▶ **WHAT THE EXERCISE ASKS**:
What lines of the material hold the string "square"? Pull each of them out.

▶ **DATA TO USE**:
----------------
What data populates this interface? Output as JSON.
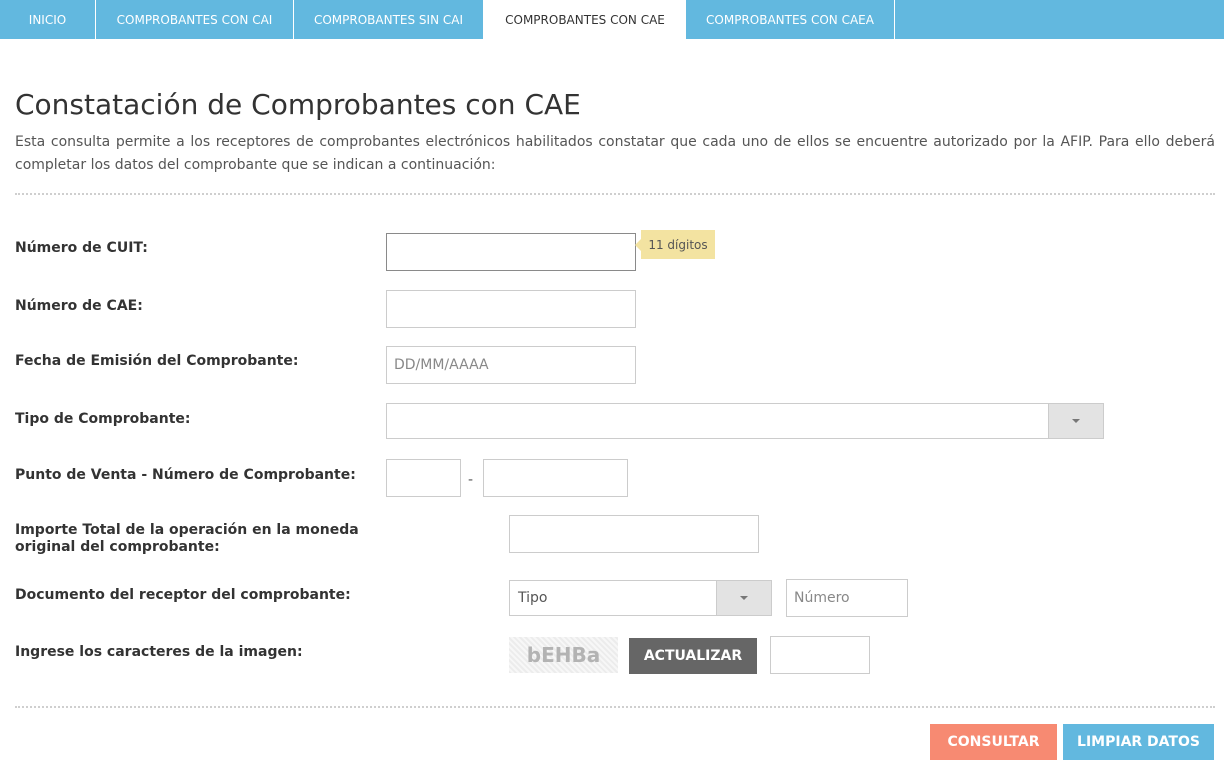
{
  "nav": {
    "tabs": [
      {
        "label": "INICIO"
      },
      {
        "label": "COMPROBANTES CON CAI"
      },
      {
        "label": "COMPROBANTES SIN CAI"
      },
      {
        "label": "COMPROBANTES CON CAE"
      },
      {
        "label": "COMPROBANTES CON CAEA"
      }
    ],
    "active": "COMPROBANTES CON CAE",
    "color": "#62b8df"
  },
  "page": {
    "title": "Constatación de Comprobantes con CAE",
    "description": "Esta consulta permite a los receptores de comprobantes electrónicos habilitados constatar que cada uno de ellos se encuentre autorizado por la AFIP. Para ello deberá completar los datos del comprobante que se indican a continuación:"
  },
  "form": {
    "cuit_label": "Número de CUIT:",
    "cuit_value": "",
    "cuit_hint": "11 dígitos",
    "cae_label": "Número de CAE:",
    "cae_value": "",
    "fecha_label": "Fecha de Emisión del Comprobante:",
    "fecha_placeholder": "DD/MM/AAAA",
    "tipo_label": "Tipo de Comprobante:",
    "tipo_value": "",
    "punto_label": "Punto de Venta - Número de Comprobante:",
    "punto_value": "",
    "numero_value": "",
    "separator": "-",
    "importe_label": "Importe Total de la operación en la moneda original del comprobante:",
    "importe_value": "",
    "documento_label": "Documento del receptor del comprobante:",
    "doc_tipo_value": "Tipo",
    "doc_numero_placeholder": "Número",
    "captcha_label": "Ingrese los caracteres de la imagen:",
    "captcha_text": "bEHBa",
    "actualizar_label": "ACTUALIZAR",
    "captcha_value": ""
  },
  "actions": {
    "consultar_label": "CONSULTAR",
    "limpiar_label": "LIMPIAR DATOS",
    "consultar_color": "#f78a72",
    "limpiar_color": "#62b8df",
    "actualizar_color": "#666666"
  },
  "icons": {
    "dropdown": "chevron-down-icon"
  }
}
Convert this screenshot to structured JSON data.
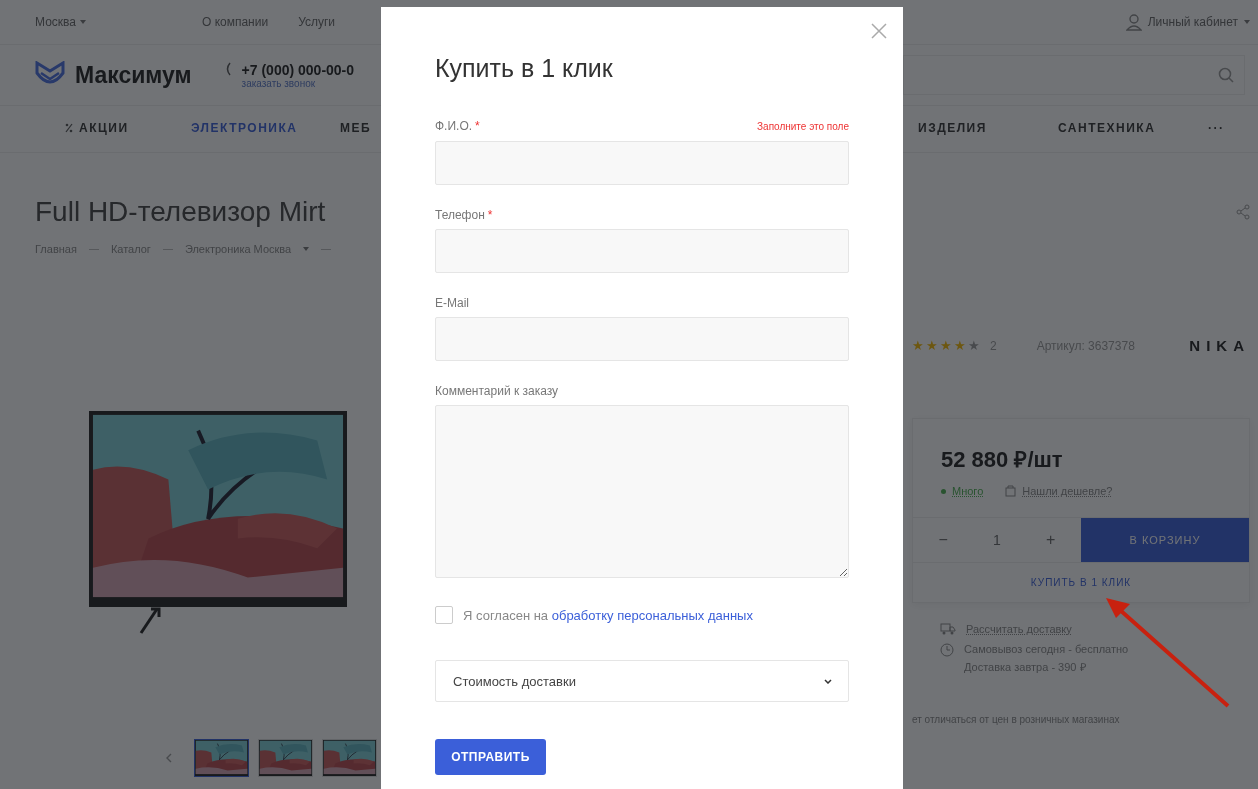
{
  "top_bar": {
    "city": "Москва",
    "links": [
      "О компании",
      "Услуги"
    ],
    "account": "Личный кабинет"
  },
  "header": {
    "logo": "Максимум",
    "phone": "+7 (000) 000-00-0",
    "callback": "заказать звонок"
  },
  "nav": [
    {
      "label": "АКЦИИ",
      "selected": false,
      "kind": "promo"
    },
    {
      "label": "ЭЛЕКТРОНИКА",
      "selected": true,
      "kind": "plain"
    },
    {
      "label": "МЕБ",
      "selected": false,
      "kind": "plain"
    },
    {
      "label": "ИЗДЕЛИЯ",
      "selected": false,
      "kind": "plain"
    },
    {
      "label": "САНТЕХНИКА",
      "selected": false,
      "kind": "plain"
    },
    {
      "label": "···",
      "selected": false,
      "kind": "more"
    }
  ],
  "product": {
    "title": "Full HD-телевизор Mirt",
    "breadcrumbs": [
      "Главная",
      "Каталог",
      "Электроника Москва"
    ],
    "stars": 4,
    "reviews": "2",
    "article": "Артикул: 3637378",
    "brand": "NIKA",
    "price": "52 880 ₽/шт",
    "stock": "Много",
    "cheaper": "Нашли дешевле?",
    "minus": "−",
    "quantity": "1",
    "plus": "+",
    "cart_button": "В КОРЗИНУ",
    "one_click": "КУПИТЬ В 1 КЛИК",
    "delivery_link": "Рассчитать доставку",
    "pickup": [
      "Самовывоз сегодня - бесплатно",
      "Доставка завтра - 390 ₽"
    ],
    "note": "ет отличаться от цен в розничных магазинах",
    "thumbnails": [
      {
        "selected": true
      },
      {
        "selected": false
      },
      {
        "selected": false
      }
    ]
  },
  "modal": {
    "title": "Купить в 1 клик",
    "fields": [
      {
        "label": "Ф.И.О.",
        "required_mark": "*",
        "error": "Заполните это поле",
        "kind": "input"
      },
      {
        "label": "Телефон",
        "required_mark": "*",
        "kind": "input"
      },
      {
        "label": "E-Mail",
        "kind": "input"
      },
      {
        "label": "Комментарий к заказу",
        "kind": "textarea"
      }
    ],
    "consent": {
      "text": "Я согласен на",
      "link": "обработку персональных данных",
      "checked": false
    },
    "select": {
      "value": "Стоимость доставки",
      "expanded": false
    },
    "submit": "ОТПРАВИТЬ"
  }
}
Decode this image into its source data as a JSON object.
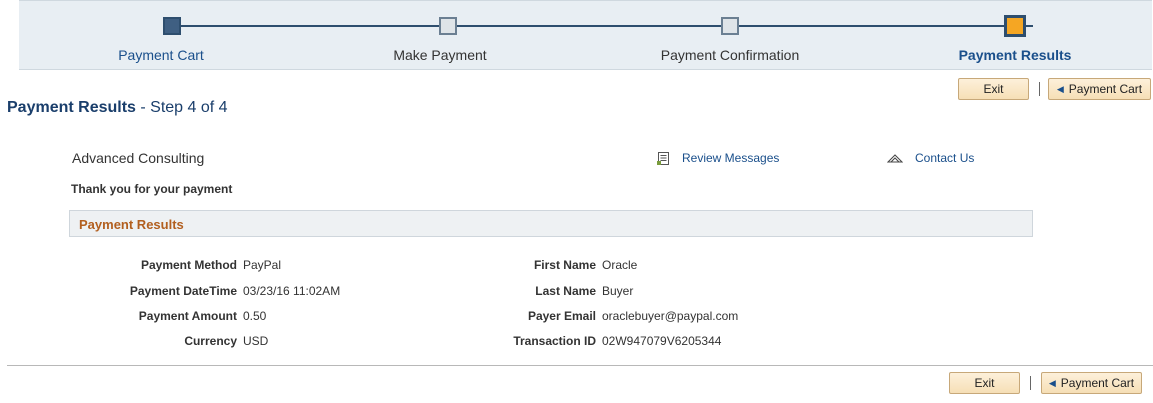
{
  "train": {
    "stops": [
      {
        "label": "Payment Cart",
        "state": "done"
      },
      {
        "label": "Make Payment",
        "state": "pending"
      },
      {
        "label": "Payment Confirmation",
        "state": "pending"
      },
      {
        "label": "Payment Results",
        "state": "current"
      }
    ]
  },
  "nav": {
    "exit_label": "Exit",
    "payment_cart_label": "Payment Cart"
  },
  "header": {
    "title": "Payment Results",
    "step": "- Step 4 of 4",
    "company": "Advanced Consulting",
    "review_messages": "Review Messages",
    "contact_us": "Contact Us",
    "thanks": "Thank you for your payment"
  },
  "results": {
    "section_title": "Payment Results",
    "left": [
      {
        "label": "Payment Method",
        "value": "PayPal"
      },
      {
        "label": "Payment DateTime",
        "value": "03/23/16 11:02AM"
      },
      {
        "label": "Payment Amount",
        "value": "0.50"
      },
      {
        "label": "Currency",
        "value": "USD"
      }
    ],
    "right": [
      {
        "label": "First Name",
        "value": "Oracle"
      },
      {
        "label": "Last Name",
        "value": "Buyer"
      },
      {
        "label": "Payer Email",
        "value": "oraclebuyer@paypal.com"
      },
      {
        "label": "Transaction ID",
        "value": "02W947079V6205344"
      }
    ]
  },
  "icons": {
    "done_stop": "square-filled-icon",
    "pending_stop": "square-empty-icon",
    "current_stop": "square-highlight-icon",
    "back_arrow": "triangle-left-icon",
    "review": "document-list-icon",
    "contact": "envelope-open-icon"
  },
  "colors": {
    "link": "#1a4f8b",
    "title": "#1a3e6b",
    "section_title": "#b25f1f",
    "current_stop": "#f5a623",
    "button": "#f6dfb6"
  }
}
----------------
▶ **WRITTEN SOLUTION**:
    "done_stop": "square-filled-icon",
    "pending_stop": "square-empty-icon",
    "current_stop": "square-highlight-icon",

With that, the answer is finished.